Show, in full, each line of the data that contains "this".

-- TASK INPUTS follows --

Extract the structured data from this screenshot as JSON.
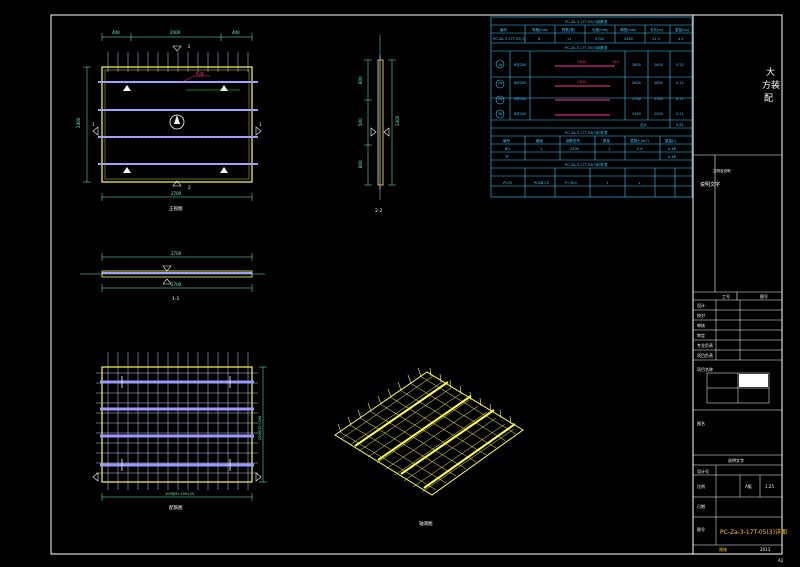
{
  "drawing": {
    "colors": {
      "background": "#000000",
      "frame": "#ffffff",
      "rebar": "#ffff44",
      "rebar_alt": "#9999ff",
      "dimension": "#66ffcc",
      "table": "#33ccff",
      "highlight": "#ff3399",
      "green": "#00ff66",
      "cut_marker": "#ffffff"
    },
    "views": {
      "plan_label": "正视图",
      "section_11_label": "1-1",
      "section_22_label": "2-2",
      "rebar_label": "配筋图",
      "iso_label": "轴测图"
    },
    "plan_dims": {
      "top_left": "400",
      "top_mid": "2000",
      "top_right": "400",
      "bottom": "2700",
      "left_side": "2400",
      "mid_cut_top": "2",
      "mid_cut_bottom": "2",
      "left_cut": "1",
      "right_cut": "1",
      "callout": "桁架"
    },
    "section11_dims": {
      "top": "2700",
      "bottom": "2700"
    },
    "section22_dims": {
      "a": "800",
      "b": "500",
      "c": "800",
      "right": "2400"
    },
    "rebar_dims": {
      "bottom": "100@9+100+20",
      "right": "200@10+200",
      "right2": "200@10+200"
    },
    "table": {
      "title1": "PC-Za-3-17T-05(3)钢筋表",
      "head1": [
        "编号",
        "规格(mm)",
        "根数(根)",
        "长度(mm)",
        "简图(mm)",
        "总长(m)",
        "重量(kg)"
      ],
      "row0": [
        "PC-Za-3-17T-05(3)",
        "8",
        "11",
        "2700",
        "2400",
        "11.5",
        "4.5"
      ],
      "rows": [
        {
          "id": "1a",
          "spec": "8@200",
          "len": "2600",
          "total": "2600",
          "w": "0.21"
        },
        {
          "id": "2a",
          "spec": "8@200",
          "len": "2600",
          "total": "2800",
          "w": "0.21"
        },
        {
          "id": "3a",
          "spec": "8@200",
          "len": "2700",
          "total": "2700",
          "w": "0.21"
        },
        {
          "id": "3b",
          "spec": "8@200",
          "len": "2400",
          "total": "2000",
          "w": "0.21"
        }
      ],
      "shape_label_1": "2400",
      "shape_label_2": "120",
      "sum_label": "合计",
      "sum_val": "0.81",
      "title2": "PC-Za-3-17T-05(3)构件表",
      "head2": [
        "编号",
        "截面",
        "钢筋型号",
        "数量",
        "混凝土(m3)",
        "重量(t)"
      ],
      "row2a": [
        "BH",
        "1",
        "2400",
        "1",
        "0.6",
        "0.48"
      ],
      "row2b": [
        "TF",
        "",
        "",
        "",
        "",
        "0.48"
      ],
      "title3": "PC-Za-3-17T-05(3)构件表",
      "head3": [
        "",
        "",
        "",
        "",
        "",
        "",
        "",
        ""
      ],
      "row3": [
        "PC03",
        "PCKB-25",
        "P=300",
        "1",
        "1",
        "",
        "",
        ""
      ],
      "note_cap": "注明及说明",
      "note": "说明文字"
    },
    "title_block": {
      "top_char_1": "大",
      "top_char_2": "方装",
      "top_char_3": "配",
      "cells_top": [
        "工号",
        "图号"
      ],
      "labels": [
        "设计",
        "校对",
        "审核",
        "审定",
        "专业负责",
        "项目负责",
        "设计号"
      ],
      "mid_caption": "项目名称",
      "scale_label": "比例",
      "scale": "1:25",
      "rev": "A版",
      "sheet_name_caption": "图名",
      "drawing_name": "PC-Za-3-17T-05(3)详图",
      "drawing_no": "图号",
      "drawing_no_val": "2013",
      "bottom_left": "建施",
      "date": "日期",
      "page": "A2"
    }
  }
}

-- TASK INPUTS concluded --
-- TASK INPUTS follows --

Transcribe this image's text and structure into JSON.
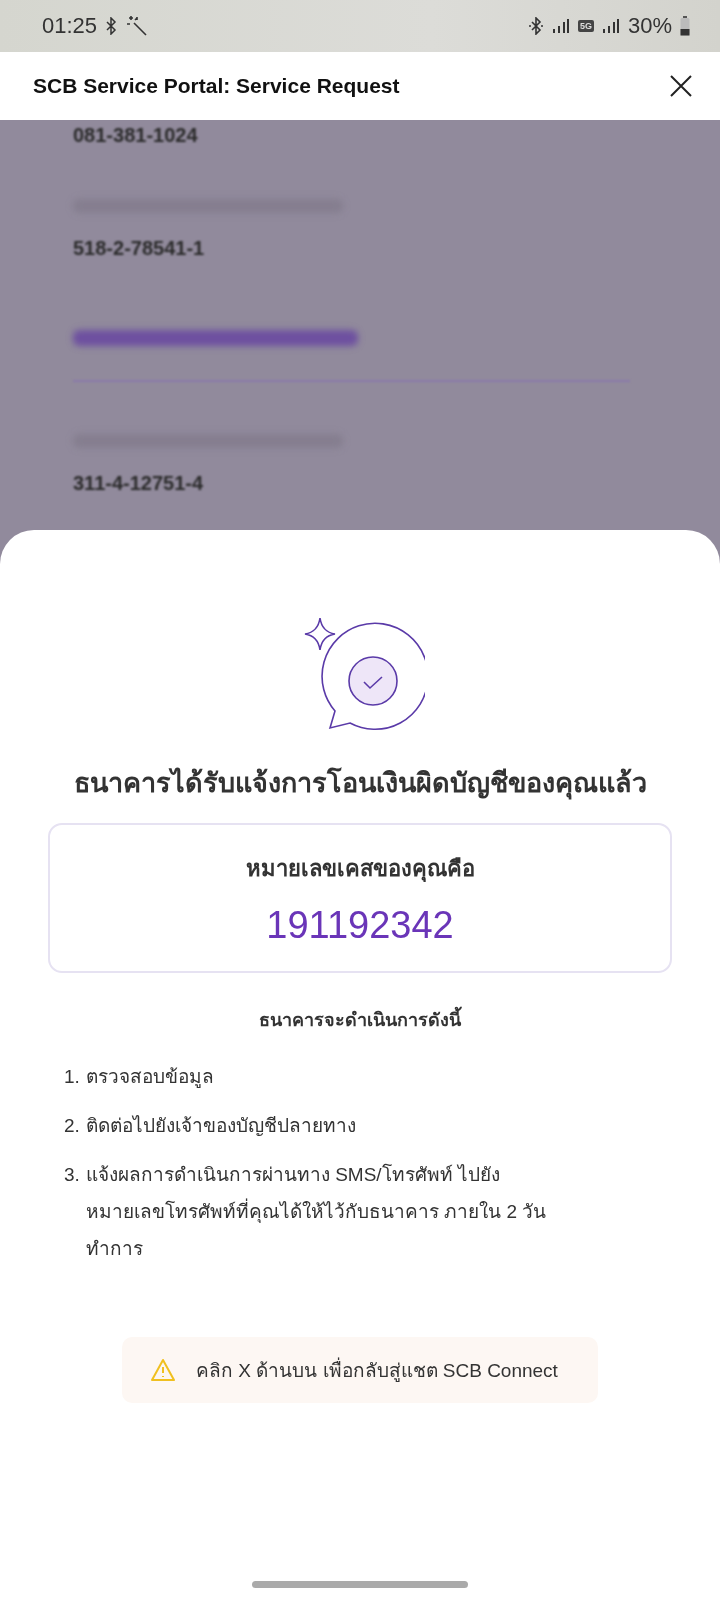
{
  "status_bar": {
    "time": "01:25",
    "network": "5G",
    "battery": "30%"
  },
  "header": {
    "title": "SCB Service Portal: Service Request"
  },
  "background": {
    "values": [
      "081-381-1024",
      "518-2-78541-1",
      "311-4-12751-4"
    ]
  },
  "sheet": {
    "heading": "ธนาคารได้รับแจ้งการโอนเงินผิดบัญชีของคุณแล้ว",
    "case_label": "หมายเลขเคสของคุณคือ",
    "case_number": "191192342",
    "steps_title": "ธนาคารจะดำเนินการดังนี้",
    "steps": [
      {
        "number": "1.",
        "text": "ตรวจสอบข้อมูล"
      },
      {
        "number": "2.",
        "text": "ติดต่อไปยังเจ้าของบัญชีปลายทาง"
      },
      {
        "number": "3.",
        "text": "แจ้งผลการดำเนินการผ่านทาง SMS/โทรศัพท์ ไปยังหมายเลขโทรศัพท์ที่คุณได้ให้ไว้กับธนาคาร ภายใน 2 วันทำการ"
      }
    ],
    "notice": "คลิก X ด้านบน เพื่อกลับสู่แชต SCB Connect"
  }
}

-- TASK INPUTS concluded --

## [REPLY]
Extract the structured data from this screenshot as JSON.
Transcribe this image's text and structure into JSON.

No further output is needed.